I once went out to eat at a diner and was confused as to what black pudding was, and the waitress informed me it was pork sausage composed not of meat, but blood. Yuck. I told my maternal grandfather about this, and he recalled his father enjoying it often. During a holiday I explained to my maternal grandmother how popular persimmons are at work meals, and she remembered the cookies her mother made, whose recipe somehow never transcended generations onward. But perhaps it will one day.

In December 2019, I received a new job offer at a telemedicine company, full-time, in an office, on a contract. I wrestled with the decision, but I decided to resign from Sears. I was getting weary working until 11pm so often, as hours were extended for Christmas, I didn’t want to work from 10am to 6pm Christmas Eve, and problems with care plans, web orders, inventory maintenance, poor equipment, and dwindling staff across nearly every department proved increasing difficulty in being an optimal saleslady. I thought of reducing my hours to solely weekends or simply as needed, but didn’t want to bother with the negotiation as to how, and feared this new job would make me too exhausted to do anything. I only provided around a week’s notice, but explained the contract’s timing as reason. Remarkably, my boss received the news well.

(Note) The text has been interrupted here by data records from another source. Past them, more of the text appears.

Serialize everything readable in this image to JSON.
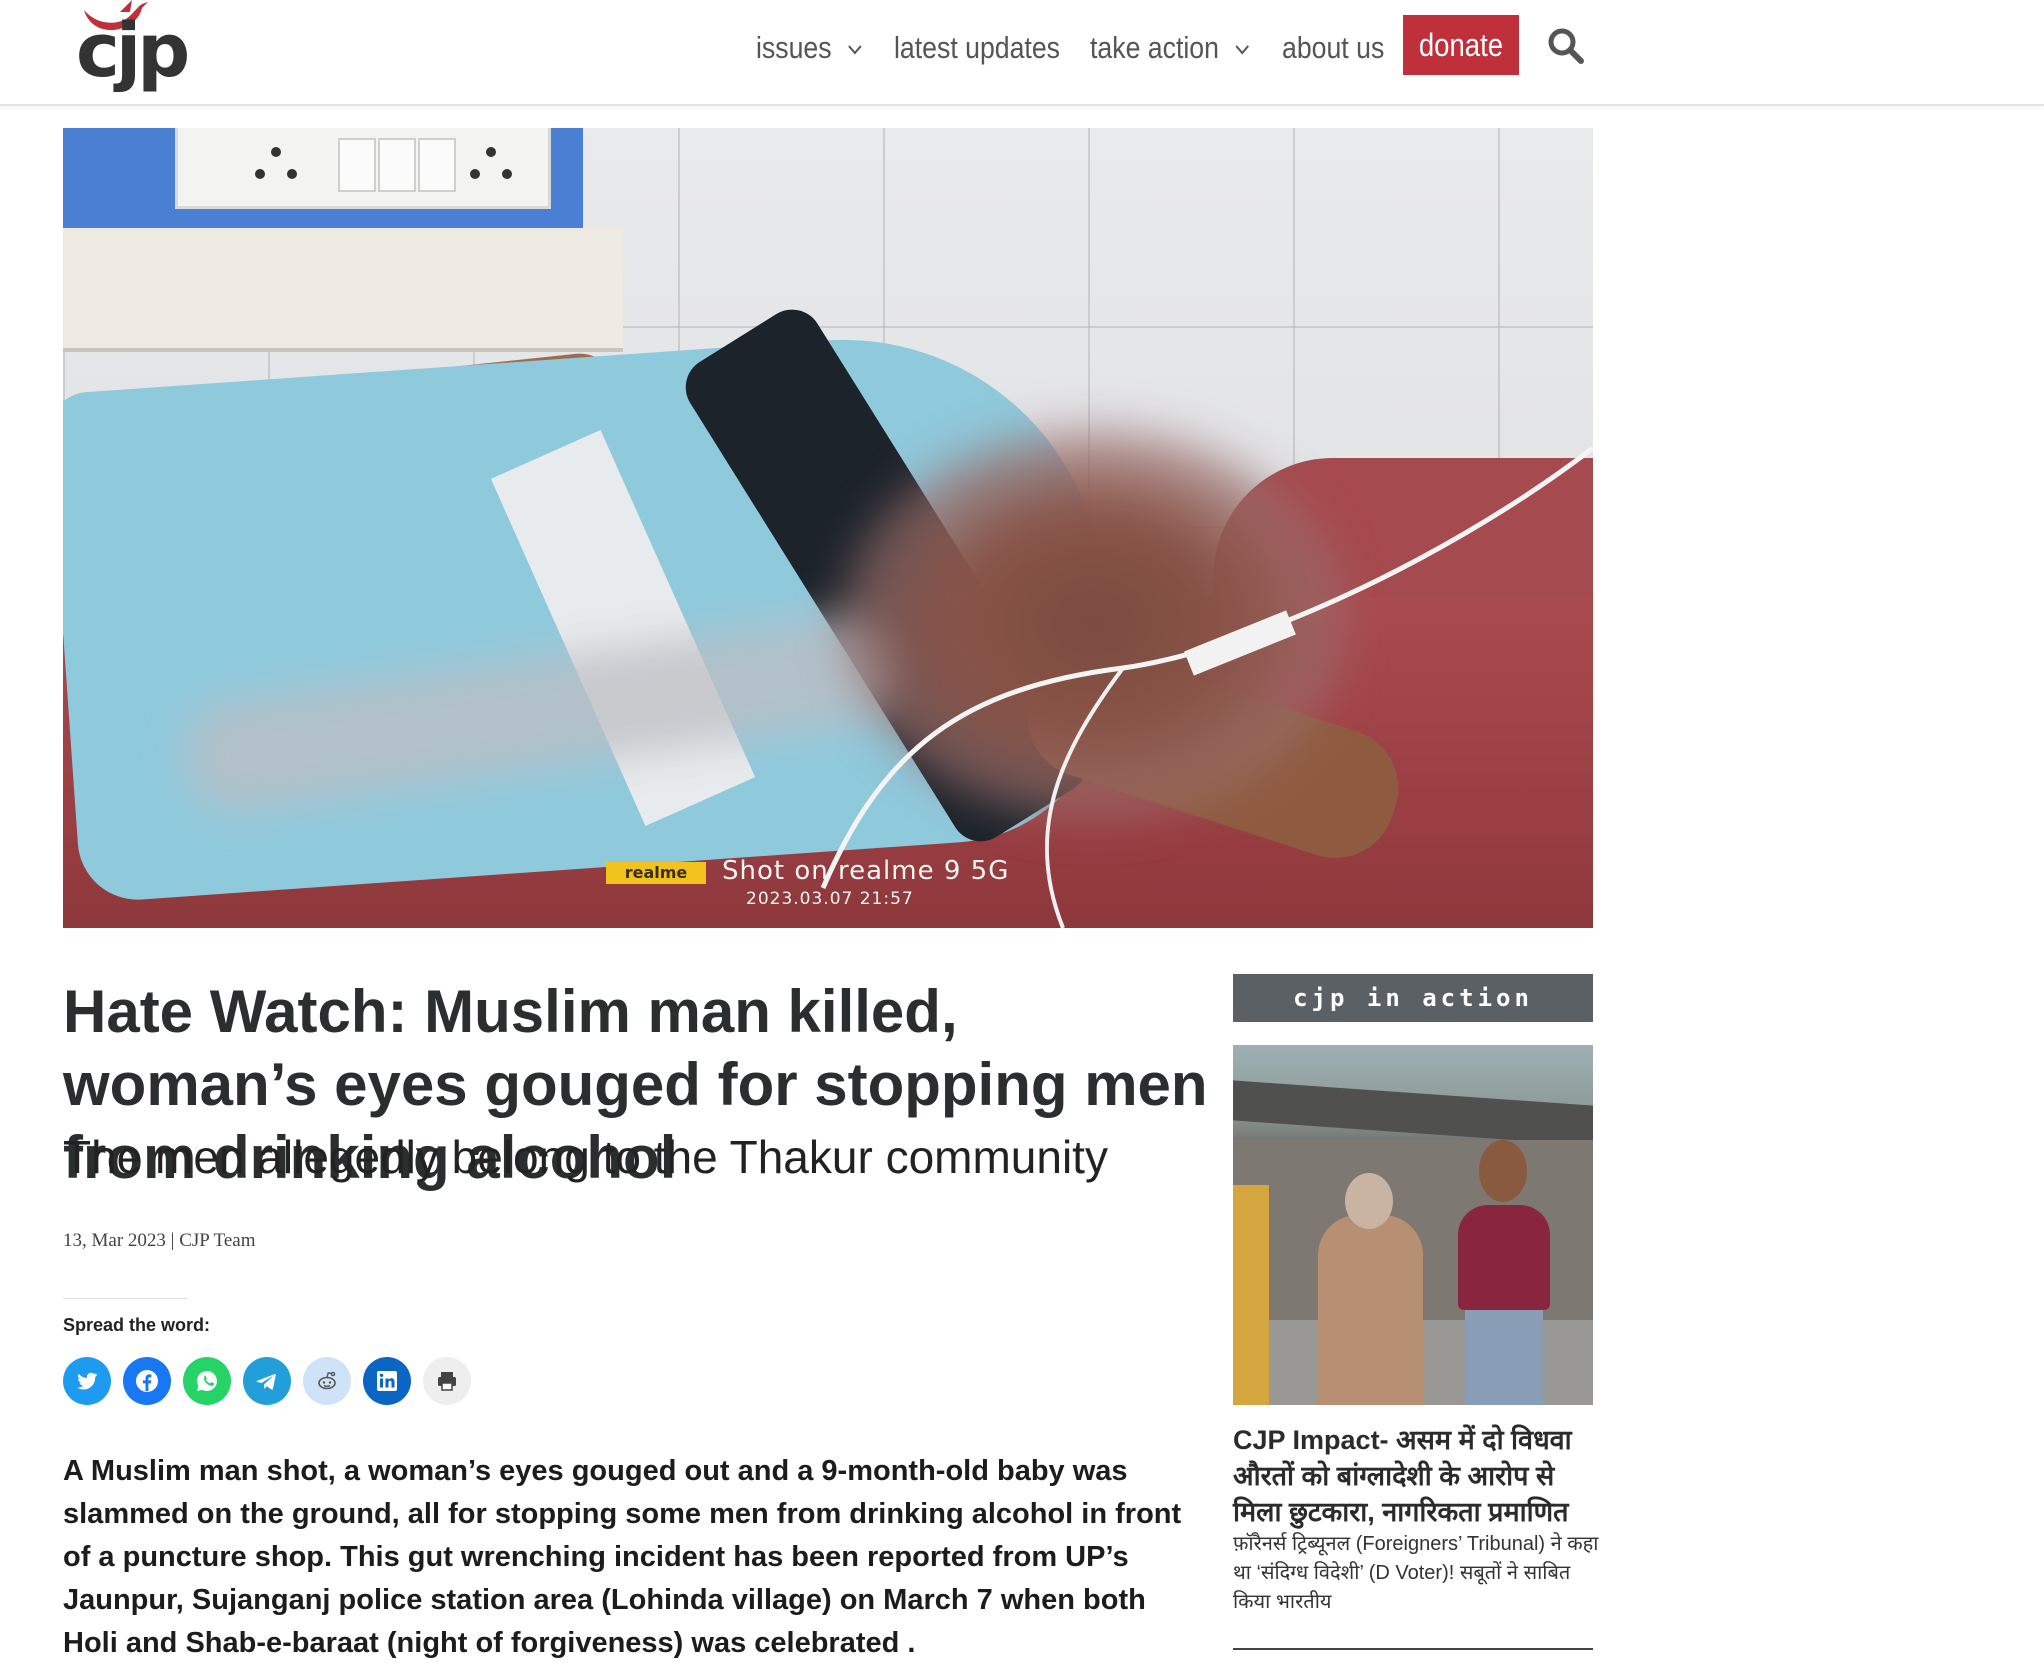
{
  "header": {
    "logo_text": "cjp",
    "nav": [
      {
        "label": "issues",
        "has_dropdown": true
      },
      {
        "label": "latest updates",
        "has_dropdown": false
      },
      {
        "label": "take action",
        "has_dropdown": true
      },
      {
        "label": "about us",
        "has_dropdown": false
      }
    ],
    "donate_label": "donate",
    "donate_color": "#c0303b",
    "search_icon": "search-icon"
  },
  "hero": {
    "watermark_badge": "realme",
    "watermark_text": "Shot on realme 9 5G",
    "watermark_date": "2023.03.07 21:57"
  },
  "article": {
    "title": "Hate Watch: Muslim man killed, woman’s eyes gouged for stopping men from drinking alcohol",
    "subtitle": "The men allegedly belong to the Thakur community",
    "meta": "13, Mar 2023 | CJP Team",
    "spread_label": "Spread the word:",
    "share": [
      {
        "name": "twitter",
        "color": "#1d9bf0"
      },
      {
        "name": "facebook",
        "color": "#1877f2"
      },
      {
        "name": "whatsapp",
        "color": "#25d366"
      },
      {
        "name": "telegram",
        "color": "#229ed9"
      },
      {
        "name": "reddit",
        "color": "#cee3f8"
      },
      {
        "name": "linkedin",
        "color": "#0a66c2"
      },
      {
        "name": "print",
        "color": "#eeeeee"
      }
    ],
    "body": "A Muslim man shot, a woman’s eyes gouged out and a 9-month-old baby was slammed on the ground, all for stopping some men from drinking alcohol in front of a puncture shop. This gut wrenching incident has been reported from UP’s Jaunpur, Sujanganj police station area (Lohinda village) on March 7 when both Holi and Shab-e-baraat (night of forgiveness) was celebrated ."
  },
  "sidebar": {
    "heading": "cjp in action",
    "card_title": "CJP Impact- असम में दो विधवा औरतों को बांग्लादेशी के आरोप से मिला छुटकारा, नागरिकता प्रमाणित",
    "card_excerpt": "फ़ॉरैनर्स ट्रिब्यूनल (Foreigners’ Tribunal) ने कहा था ‘संदिग्ध विदेशी’ (D Voter)! सबूतों ने साबित किया भारतीय"
  }
}
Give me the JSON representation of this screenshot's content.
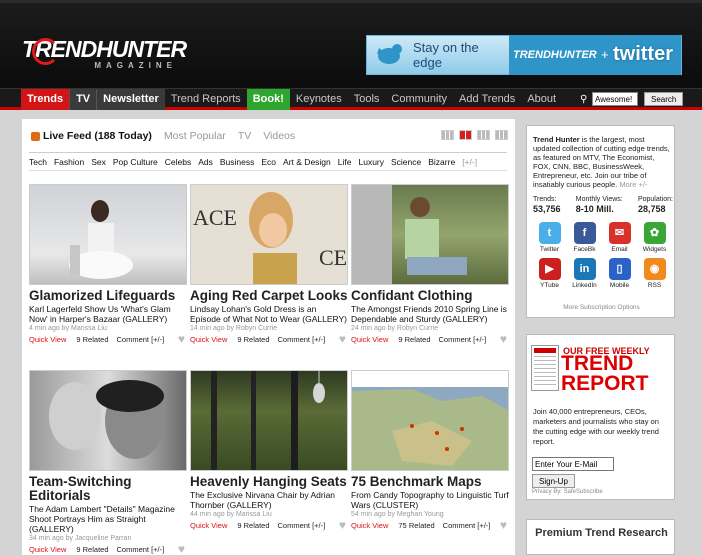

My birthday happened the following month and the dinner and dessert presented to us by my family were exquisite as always. My mom gifted me a new corduroy and denim coat, courtesy of both parents, of course, and my dad got me a persimmon, the one pictured here. The persimmon is more than its image because it is one of the few discussions I’d have about my recent job that wasn’t in varied frustration, but simple bewilderment. It was affirmation that my family listens to me. Certainly, it’s a symbol that there is sweetness even among uncertainty.

(Also, this was domestically grown but stillĀ  $4.99 per piece…)